Limitations to advising exist, and the advisor must be aware of these limitations. As a result, the integrity of advising as a profession is strengthened and sustained. Crockett (1995) again discusses some of the limitations of the advising relationship:
- An advisor cannot make decisions for an advisee, but the advisor can be a sympathetic listener and offer various alternatives for the student to consider.
- An advisor cannot increase the native ability of the advisee, but the advisor can encourage the maximum use of that ability.
- An advisor cannot reduce the academic or employment load of a floundering student, but the advisor can make recommendations to the appropriate office or dean if the student has been suspended (suggesting stipulations concerning reinstatement).
- An advisor should not in any way criticize a fellow faculty member to a student, but the advisor can make a friendly approach to any instructor who is involved in the student's problem.
- An advisor cannot betray a student's confidence on matters of a confidential nature, but this should not necessarily preclude exchange of helpful information between advisor and instructor or dean. This exchange should be conducted in a professional and discreet manner.

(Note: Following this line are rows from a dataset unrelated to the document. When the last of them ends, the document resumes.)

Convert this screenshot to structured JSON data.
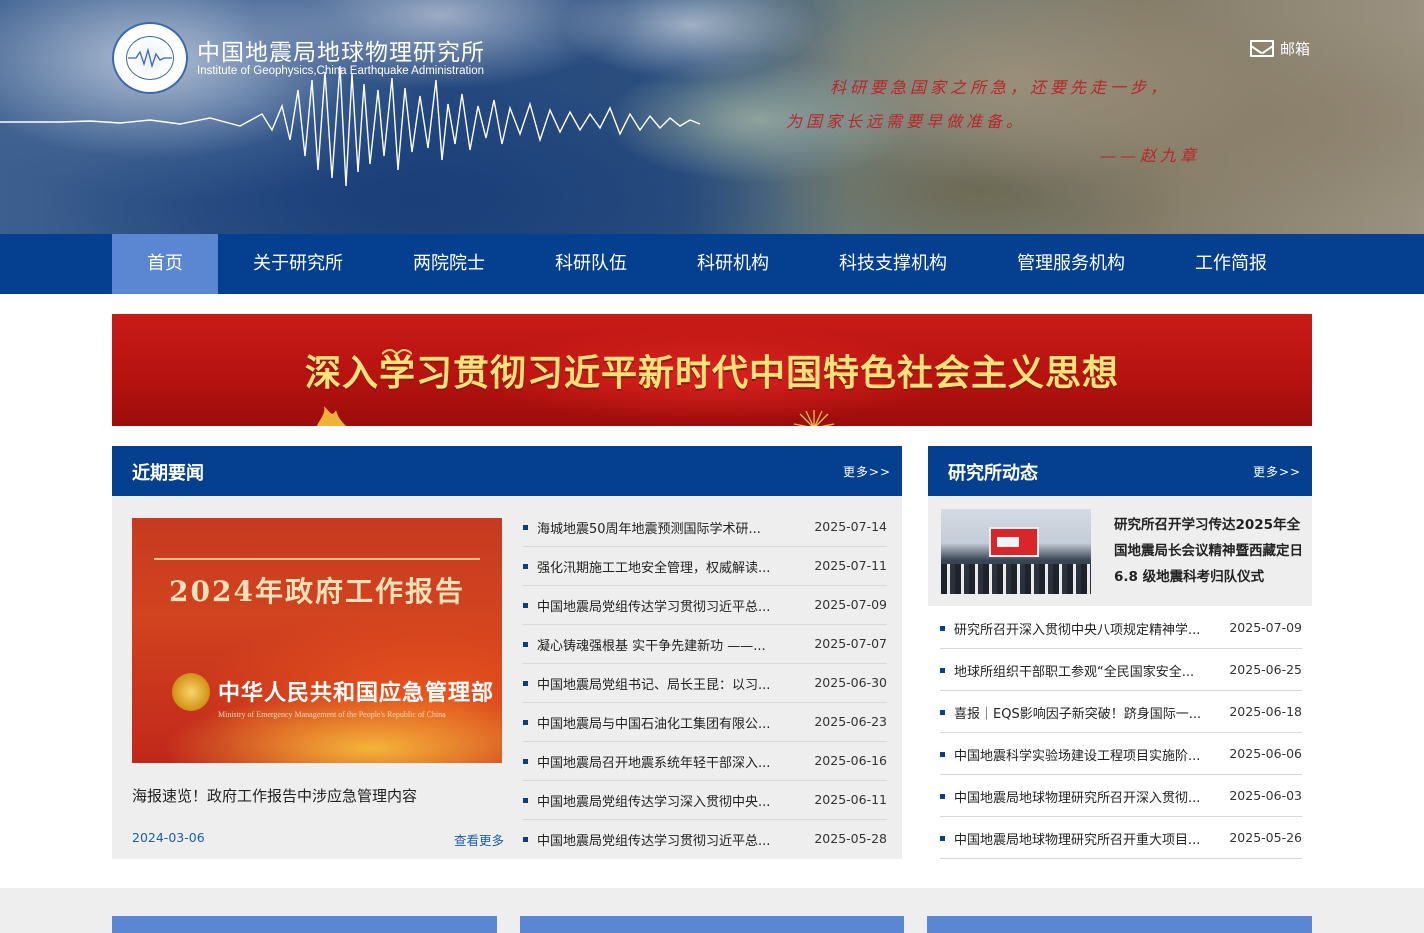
{
  "header": {
    "title": "中国地震局地球物理研究所",
    "subtitle": "Institute of Geophysics,China Earthquake Administration",
    "mail_label": "邮箱",
    "quote_line1": "科研要急国家之所急，还要先走一步，",
    "quote_line2": "为国家长远需要早做准备。",
    "quote_author": "——赵九章"
  },
  "nav": {
    "items": [
      {
        "label": "首页",
        "active": true
      },
      {
        "label": "关于研究所"
      },
      {
        "label": "两院院士"
      },
      {
        "label": "科研队伍"
      },
      {
        "label": "科研机构"
      },
      {
        "label": "科技支撑机构"
      },
      {
        "label": "管理服务机构"
      },
      {
        "label": "工作简报"
      }
    ]
  },
  "banner": {
    "text": "深入学习贯彻习近平新时代中国特色社会主义思想"
  },
  "recent_news": {
    "title": "近期要闻",
    "more": "更多>>",
    "featured": {
      "image_title": "2024年政府工作报告",
      "image_org": "中华人民共和国应急管理部",
      "image_org_en": "Ministry of Emergency Management of the People's Republic of China",
      "caption": "海报速览！政府工作报告中涉应急管理内容",
      "date": "2024-03-06",
      "view_more": "查看更多"
    },
    "items": [
      {
        "title": "海城地震50周年地震预测国际学术研...",
        "date": "2025-07-14"
      },
      {
        "title": "强化汛期施工工地安全管理，权威解读...",
        "date": "2025-07-11"
      },
      {
        "title": "中国地震局党组传达学习贯彻习近平总...",
        "date": "2025-07-09"
      },
      {
        "title": "凝心铸魂强根基 实干争先建新功 ——...",
        "date": "2025-07-07"
      },
      {
        "title": "中国地震局党组书记、局长王昆：以习...",
        "date": "2025-06-30"
      },
      {
        "title": "中国地震局与中国石油化工集团有限公...",
        "date": "2025-06-23"
      },
      {
        "title": "中国地震局召开地震系统年轻干部深入...",
        "date": "2025-06-16"
      },
      {
        "title": "中国地震局党组传达学习深入贯彻中央...",
        "date": "2025-06-11"
      },
      {
        "title": "中国地震局党组传达学习贯彻习近平总...",
        "date": "2025-05-28"
      }
    ]
  },
  "institute_news": {
    "title": "研究所动态",
    "more": "更多>>",
    "featured_text": "研究所召开学习传达2025年全国地震局长会议精神暨西藏定日6.8 级地震科考归队仪式",
    "items": [
      {
        "title": "研究所召开深入贯彻中央八项规定精神学...",
        "date": "2025-07-09"
      },
      {
        "title": "地球所组织干部职工参观“全民国家安全...",
        "date": "2025-06-25"
      },
      {
        "title": "喜报｜EQS影响因子新突破！跻身国际一...",
        "date": "2025-06-18"
      },
      {
        "title": "中国地震科学实验场建设工程项目实施阶...",
        "date": "2025-06-06"
      },
      {
        "title": "中国地震局地球物理研究所召开深入贯彻...",
        "date": "2025-06-03"
      },
      {
        "title": "中国地震局地球物理研究所召开重大项目...",
        "date": "2025-05-26"
      }
    ]
  },
  "colors": {
    "primary": "#04408f",
    "nav_active": "#5b87d2",
    "banner_red": "#c81b18",
    "banner_gold": "#fbe27a"
  }
}
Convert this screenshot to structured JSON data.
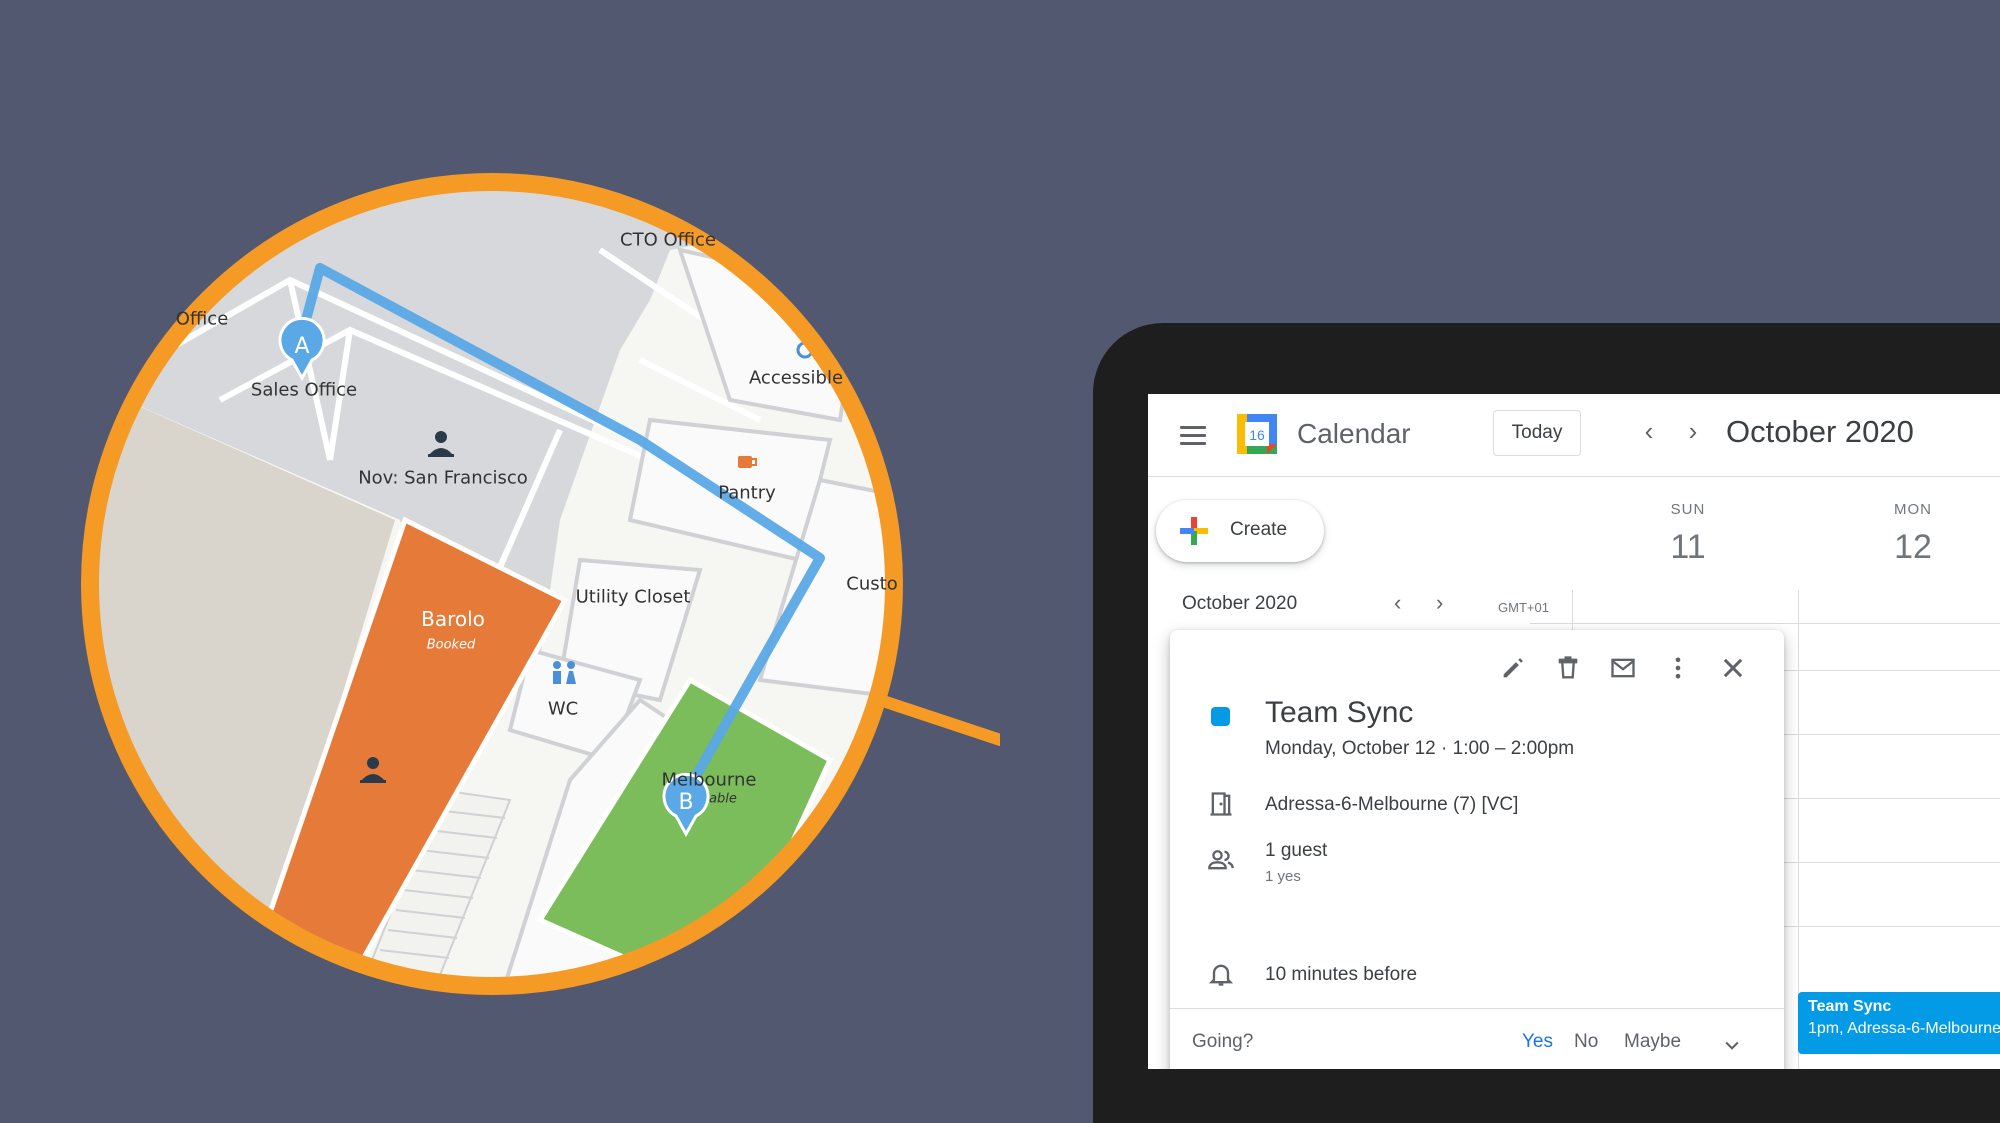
{
  "map": {
    "rooms": {
      "cto_office": "CTO Office",
      "office": "Office",
      "sales_office": "Sales Office",
      "accessible": "Accessible",
      "nov_san_francisco": "Nov: San Francisco",
      "pantry": "Pantry",
      "custom": "Custo",
      "barolo": "Barolo",
      "barolo_status": "Booked",
      "utility_closet": "Utility Closet",
      "wc": "WC",
      "melbourne": "Melbourne",
      "melbourne_status": "able"
    },
    "markers": {
      "start": "A",
      "end": "B"
    },
    "colors": {
      "ring": "#f49a25",
      "route": "#5aa8e6",
      "booked": "#e57a39",
      "available": "#7bbd5a",
      "background": "#525870"
    }
  },
  "calendar": {
    "app_title": "Calendar",
    "logo_day": "16",
    "today_label": "Today",
    "prev_arrow": "‹",
    "next_arrow": "›",
    "month_title": "October 2020",
    "create_label": "Create",
    "days": [
      {
        "dow": "SUN",
        "num": "11"
      },
      {
        "dow": "MON",
        "num": "12"
      }
    ],
    "mini_month": "October 2020",
    "timezone": "GMT+01",
    "event_popup": {
      "title": "Team Sync",
      "when": "Monday, October 12  ·  1:00 – 2:00pm",
      "room": "Adressa-6-Melbourne (7) [VC]",
      "guests": "1 guest",
      "guests_sub": "1 yes",
      "reminder": "10 minutes before",
      "going_label": "Going?",
      "rsvp": {
        "yes": "Yes",
        "no": "No",
        "maybe": "Maybe"
      },
      "color": "#039be5"
    },
    "event_block": {
      "title": "Team Sync",
      "subtitle": "1pm, Adressa-6-Melbourne"
    }
  }
}
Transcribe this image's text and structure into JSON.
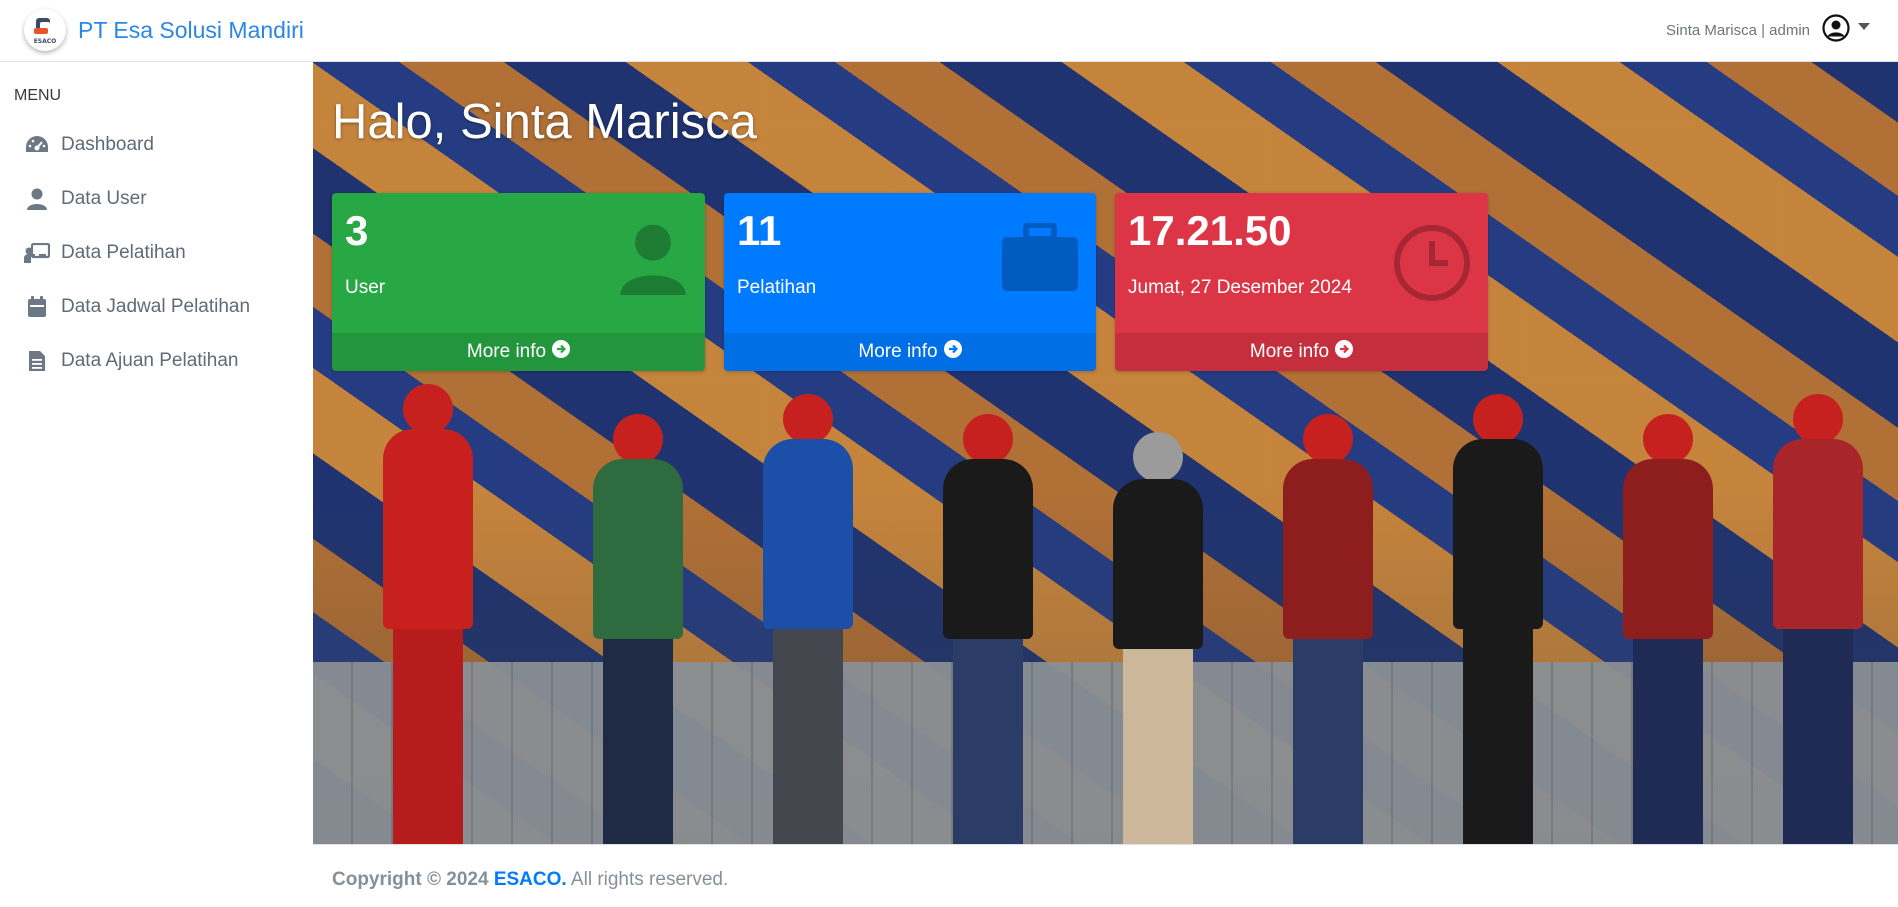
{
  "navbar": {
    "brand_name": "PT Esa Solusi Mandiri",
    "logo_text": "ESACO",
    "user_label": "Sinta Marisca | admin"
  },
  "sidebar": {
    "header": "MENU",
    "items": [
      {
        "label": "Dashboard",
        "icon": "tachometer-icon"
      },
      {
        "label": "Data User",
        "icon": "user-icon"
      },
      {
        "label": "Data Pelatihan",
        "icon": "chalkboard-teacher-icon"
      },
      {
        "label": "Data Jadwal Pelatihan",
        "icon": "calendar-icon"
      },
      {
        "label": "Data Ajuan Pelatihan",
        "icon": "file-alt-icon"
      }
    ]
  },
  "main": {
    "greeting": "Halo, Sinta Marisca",
    "boxes": [
      {
        "value": "3",
        "label": "User",
        "more": "More info",
        "color": "#28a745",
        "icon": "user-icon"
      },
      {
        "value": "11",
        "label": "Pelatihan",
        "more": "More info",
        "color": "#007bff",
        "icon": "briefcase-icon"
      },
      {
        "value": "17.21.50",
        "label": "Jumat, 27 Desember 2024",
        "more": "More info",
        "color": "#dc3545",
        "icon": "clock-icon"
      }
    ]
  },
  "footer": {
    "copyright": "Copyright © 2024",
    "brand": "ESACO.",
    "rights": "All rights reserved."
  },
  "colors": {
    "brand": "#2a87e6",
    "sidebar_text": "#5f6b76",
    "footer_text": "#869099"
  }
}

- An advisor should not attempt to handle cases of emotional disturbances that fall outside the behavioral pattern of students adjudged reasonably normal. When complex problems arise concerning financial aid, mental or physical health, or personal-social counseling, faculty should refer students to professional personnel through the Dean of Students' Office or the Counseling and Testing Center.